What is to say when you have an instinct, a dream, or a vision of things that they can't be real? A mother has an instinct about her children. A psychiatrist can interpret a dream. A visionary can visualize things to come. But have you ever wondered about the families of a person with the “gift of sight” or the people their visions touch?

For as long as she can remember, Josie Bowheart has had two constants: her visions and Molly, her imaginary friend. Trying to survive in her dysfunctional family of an arrogant father, demanding mother, and a sympathetic brother, she has spent years in and out of mental institutions to “cure” her gift and make her conform to society's version of normal. By her twenty first birthday, she despairs of ever succeeding, but her brother James's gift of poetry provides the first flicker of hope for a path to either normal or acceptance. Which fork in the road does she take: normal by suppressing her gift through drugs or acceptance through strength, courage, and belief in her gift?

In James Bowheart's professional life, he is a doctor-in-training, capable of greatness, but he believes in only scientific evidence.
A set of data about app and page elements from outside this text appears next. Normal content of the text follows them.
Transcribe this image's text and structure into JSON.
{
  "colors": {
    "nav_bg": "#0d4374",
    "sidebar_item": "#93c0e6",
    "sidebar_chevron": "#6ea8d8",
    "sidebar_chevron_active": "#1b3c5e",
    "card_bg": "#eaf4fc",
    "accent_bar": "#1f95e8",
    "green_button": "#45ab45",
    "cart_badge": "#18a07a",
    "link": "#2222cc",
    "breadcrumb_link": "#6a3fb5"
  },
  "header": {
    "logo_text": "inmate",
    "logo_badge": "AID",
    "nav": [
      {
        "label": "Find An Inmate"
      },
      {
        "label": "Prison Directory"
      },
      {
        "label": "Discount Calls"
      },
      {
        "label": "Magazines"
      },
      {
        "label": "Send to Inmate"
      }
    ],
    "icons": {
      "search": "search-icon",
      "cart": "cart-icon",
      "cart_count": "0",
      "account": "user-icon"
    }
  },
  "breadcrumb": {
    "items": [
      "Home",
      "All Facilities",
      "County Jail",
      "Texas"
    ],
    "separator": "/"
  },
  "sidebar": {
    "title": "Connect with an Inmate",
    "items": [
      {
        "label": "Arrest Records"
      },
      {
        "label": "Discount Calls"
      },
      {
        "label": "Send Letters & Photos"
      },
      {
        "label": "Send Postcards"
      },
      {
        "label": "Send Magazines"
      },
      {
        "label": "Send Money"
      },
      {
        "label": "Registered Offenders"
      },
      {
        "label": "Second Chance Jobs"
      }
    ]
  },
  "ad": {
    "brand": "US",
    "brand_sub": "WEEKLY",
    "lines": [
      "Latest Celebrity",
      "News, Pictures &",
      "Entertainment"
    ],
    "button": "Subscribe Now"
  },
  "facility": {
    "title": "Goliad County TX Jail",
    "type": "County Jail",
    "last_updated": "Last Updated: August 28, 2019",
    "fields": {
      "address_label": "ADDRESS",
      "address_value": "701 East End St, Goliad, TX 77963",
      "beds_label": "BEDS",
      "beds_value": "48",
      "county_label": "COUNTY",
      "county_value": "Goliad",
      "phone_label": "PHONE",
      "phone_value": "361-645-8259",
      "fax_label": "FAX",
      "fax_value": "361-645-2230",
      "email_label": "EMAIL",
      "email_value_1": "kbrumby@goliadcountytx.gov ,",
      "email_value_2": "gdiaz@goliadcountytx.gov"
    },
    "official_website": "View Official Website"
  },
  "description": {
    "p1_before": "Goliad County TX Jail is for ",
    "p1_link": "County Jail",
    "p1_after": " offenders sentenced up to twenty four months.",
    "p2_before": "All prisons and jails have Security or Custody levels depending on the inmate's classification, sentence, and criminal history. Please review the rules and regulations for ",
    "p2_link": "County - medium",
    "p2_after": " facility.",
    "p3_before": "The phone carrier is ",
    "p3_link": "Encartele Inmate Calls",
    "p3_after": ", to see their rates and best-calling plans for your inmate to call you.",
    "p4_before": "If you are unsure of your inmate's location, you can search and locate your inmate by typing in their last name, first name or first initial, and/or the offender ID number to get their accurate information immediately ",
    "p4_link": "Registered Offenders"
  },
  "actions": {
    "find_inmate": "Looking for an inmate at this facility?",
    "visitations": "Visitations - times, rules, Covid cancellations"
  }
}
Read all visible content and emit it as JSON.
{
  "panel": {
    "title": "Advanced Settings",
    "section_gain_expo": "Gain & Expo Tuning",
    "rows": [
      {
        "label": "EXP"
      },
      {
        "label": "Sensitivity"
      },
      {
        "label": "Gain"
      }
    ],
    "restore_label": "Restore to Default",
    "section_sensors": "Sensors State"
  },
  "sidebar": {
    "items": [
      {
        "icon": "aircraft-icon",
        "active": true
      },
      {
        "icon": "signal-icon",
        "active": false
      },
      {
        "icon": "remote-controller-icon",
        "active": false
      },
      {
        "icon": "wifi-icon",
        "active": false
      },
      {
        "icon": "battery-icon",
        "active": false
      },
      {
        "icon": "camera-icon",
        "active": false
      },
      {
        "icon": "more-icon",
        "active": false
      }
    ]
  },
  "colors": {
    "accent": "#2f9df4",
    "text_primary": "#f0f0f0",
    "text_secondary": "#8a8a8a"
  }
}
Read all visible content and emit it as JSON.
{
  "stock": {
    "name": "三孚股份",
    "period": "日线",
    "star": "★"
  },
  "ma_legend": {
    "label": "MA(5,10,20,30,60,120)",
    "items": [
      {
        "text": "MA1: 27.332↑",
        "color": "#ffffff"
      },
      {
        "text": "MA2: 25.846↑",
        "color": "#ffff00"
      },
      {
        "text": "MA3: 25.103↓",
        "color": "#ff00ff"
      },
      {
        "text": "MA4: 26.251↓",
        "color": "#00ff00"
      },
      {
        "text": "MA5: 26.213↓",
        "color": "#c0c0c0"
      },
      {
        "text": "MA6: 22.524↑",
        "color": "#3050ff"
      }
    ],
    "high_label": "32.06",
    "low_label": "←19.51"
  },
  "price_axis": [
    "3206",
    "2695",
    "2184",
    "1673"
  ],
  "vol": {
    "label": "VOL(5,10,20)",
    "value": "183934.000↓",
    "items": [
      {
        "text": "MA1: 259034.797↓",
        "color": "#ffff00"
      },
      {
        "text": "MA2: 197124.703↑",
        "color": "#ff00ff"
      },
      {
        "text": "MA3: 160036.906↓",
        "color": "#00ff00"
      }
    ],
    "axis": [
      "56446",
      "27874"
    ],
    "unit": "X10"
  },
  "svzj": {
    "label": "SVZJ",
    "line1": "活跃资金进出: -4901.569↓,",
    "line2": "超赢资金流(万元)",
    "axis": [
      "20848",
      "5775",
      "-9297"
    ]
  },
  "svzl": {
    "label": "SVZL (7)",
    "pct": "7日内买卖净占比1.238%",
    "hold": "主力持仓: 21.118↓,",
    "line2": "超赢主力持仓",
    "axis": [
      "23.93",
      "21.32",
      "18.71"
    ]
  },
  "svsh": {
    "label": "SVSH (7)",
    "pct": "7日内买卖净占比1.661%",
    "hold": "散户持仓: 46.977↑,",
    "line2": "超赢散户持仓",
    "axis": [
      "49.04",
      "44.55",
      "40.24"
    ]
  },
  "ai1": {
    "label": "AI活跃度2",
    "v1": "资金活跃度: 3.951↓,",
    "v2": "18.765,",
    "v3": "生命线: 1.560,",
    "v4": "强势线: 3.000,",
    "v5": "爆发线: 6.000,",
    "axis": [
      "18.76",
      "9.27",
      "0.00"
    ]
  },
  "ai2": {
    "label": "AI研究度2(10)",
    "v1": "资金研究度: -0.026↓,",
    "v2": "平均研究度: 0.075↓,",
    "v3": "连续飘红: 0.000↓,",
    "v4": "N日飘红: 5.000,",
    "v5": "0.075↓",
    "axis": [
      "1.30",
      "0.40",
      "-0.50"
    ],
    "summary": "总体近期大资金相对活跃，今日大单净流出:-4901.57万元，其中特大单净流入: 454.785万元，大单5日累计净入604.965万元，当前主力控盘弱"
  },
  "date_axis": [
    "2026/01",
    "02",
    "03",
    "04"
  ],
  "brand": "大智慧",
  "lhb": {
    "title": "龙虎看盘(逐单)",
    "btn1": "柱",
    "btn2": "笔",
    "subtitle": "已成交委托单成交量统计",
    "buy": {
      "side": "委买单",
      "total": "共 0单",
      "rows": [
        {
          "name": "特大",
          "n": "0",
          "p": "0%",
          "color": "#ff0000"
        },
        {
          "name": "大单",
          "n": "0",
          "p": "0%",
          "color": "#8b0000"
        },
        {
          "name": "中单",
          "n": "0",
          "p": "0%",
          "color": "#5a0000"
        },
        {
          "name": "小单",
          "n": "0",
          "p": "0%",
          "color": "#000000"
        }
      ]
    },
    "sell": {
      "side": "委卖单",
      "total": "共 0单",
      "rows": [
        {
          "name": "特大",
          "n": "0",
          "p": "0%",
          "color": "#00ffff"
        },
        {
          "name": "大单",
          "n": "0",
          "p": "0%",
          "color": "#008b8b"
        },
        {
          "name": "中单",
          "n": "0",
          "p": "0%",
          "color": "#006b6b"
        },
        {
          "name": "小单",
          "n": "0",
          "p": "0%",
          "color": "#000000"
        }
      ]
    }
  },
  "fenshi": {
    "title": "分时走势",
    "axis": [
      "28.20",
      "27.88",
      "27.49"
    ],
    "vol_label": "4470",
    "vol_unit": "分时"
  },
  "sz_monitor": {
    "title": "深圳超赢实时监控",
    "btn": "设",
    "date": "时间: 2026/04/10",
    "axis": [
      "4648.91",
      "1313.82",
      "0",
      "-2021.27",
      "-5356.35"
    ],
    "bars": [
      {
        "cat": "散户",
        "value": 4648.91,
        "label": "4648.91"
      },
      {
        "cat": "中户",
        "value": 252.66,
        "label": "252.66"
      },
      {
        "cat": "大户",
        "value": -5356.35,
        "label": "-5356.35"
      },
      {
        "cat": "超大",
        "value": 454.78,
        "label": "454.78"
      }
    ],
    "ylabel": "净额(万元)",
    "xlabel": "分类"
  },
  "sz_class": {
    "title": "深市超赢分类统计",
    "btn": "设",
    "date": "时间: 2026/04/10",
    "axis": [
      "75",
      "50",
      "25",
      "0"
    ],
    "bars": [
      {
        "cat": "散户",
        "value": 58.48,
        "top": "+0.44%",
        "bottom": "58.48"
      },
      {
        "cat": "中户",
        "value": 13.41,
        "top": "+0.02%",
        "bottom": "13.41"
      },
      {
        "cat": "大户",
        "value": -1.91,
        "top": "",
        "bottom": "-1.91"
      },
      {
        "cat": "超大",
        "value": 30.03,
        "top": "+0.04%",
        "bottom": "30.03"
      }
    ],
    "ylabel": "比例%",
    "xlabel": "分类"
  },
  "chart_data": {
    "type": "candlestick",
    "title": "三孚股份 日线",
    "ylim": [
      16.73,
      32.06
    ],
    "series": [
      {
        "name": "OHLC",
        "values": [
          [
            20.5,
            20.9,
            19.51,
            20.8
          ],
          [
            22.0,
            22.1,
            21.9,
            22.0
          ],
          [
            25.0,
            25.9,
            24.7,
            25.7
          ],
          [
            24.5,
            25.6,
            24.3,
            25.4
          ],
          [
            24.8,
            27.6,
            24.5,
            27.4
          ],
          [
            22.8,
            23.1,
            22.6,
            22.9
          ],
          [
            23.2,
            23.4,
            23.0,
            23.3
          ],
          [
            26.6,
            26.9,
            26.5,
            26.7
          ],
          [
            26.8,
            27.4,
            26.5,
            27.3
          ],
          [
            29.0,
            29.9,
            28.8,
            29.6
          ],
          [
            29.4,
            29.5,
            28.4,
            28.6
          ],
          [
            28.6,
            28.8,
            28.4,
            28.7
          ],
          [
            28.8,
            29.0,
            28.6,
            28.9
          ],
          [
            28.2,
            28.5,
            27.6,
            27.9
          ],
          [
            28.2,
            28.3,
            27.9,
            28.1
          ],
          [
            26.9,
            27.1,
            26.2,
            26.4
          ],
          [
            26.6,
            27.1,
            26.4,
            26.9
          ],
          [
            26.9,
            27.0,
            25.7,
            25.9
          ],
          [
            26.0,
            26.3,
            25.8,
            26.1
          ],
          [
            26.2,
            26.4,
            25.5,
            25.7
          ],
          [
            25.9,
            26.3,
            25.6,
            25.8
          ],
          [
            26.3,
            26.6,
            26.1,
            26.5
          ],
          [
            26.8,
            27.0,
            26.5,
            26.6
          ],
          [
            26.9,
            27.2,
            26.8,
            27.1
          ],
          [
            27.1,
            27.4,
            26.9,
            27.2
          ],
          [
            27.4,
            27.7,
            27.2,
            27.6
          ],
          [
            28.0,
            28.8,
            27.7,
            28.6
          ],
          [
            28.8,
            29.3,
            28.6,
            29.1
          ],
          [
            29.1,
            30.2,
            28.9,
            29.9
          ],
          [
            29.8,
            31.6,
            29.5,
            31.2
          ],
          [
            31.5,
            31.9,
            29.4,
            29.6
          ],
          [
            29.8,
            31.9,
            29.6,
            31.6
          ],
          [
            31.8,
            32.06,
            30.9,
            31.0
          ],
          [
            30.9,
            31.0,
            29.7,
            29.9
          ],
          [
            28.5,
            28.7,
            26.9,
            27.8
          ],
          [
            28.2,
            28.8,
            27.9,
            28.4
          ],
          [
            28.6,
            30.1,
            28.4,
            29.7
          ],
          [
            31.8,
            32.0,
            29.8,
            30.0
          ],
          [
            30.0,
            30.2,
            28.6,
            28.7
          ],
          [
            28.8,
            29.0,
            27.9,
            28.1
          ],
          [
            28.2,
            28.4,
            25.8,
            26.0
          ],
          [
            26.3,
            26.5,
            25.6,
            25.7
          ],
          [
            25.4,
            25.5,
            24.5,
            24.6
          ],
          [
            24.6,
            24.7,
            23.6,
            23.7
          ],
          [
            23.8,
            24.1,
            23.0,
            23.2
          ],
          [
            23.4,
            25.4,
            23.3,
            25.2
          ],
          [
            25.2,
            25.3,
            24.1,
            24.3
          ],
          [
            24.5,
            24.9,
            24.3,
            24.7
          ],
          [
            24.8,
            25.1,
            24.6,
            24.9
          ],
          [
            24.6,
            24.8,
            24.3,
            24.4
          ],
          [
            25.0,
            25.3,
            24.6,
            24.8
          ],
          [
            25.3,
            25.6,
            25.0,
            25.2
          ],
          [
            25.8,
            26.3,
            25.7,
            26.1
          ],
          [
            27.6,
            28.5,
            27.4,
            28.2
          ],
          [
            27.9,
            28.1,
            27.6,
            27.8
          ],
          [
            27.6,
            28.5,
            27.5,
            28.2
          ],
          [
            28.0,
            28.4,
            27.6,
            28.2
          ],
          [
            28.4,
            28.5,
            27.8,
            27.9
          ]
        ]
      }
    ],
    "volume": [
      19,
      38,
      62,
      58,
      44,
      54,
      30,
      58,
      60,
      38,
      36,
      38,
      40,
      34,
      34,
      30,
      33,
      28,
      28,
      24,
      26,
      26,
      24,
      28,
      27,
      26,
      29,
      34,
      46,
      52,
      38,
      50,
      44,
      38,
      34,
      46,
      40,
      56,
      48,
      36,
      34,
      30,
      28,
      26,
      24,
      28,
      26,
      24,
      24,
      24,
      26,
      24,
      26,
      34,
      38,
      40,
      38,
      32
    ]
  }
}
Anything else that hasn't been proven is of little value. Until one day, a lecture by a prominent professor provides the catalyst for a change in his thinking. Now his training is becoming enhanced by a higher level of belief in alternate reasoning. But his personal life is a mess. Battling a drug addiction, hanging out with enabling friends, and feeling an attraction to his pregnant divorced neighbor were just a few of his problems. Add in an accused mental sister, overbearing alcoholic father and cold emotionless mother to the mix and he begins to wonder what he can believe in. With each revelation in his professional and personal life, the bar shifts on his changing beliefs and his confidence is shaken. Has he been arrogant in his cocky attitude that only scientific evidence was believable or has he been shown there are more spiritual things he needs to embrace?

This book was excellent with a well written plot and well developed characters. Interesting from the first to the last page, there were few emotions that were not engaged. I loved how the poetry was weaved into the story, enhancing the different emotions or insights that the characters were experiencing. I gained a different insight for my personal life from all the different angles shown of Josie's “special gift”. The secondary characters gave much added dimension to the story.

I received a copy from the authors for an honest review.

I would recommend to all romance readers.

5/5 stars If you believe, you can accomplish anything.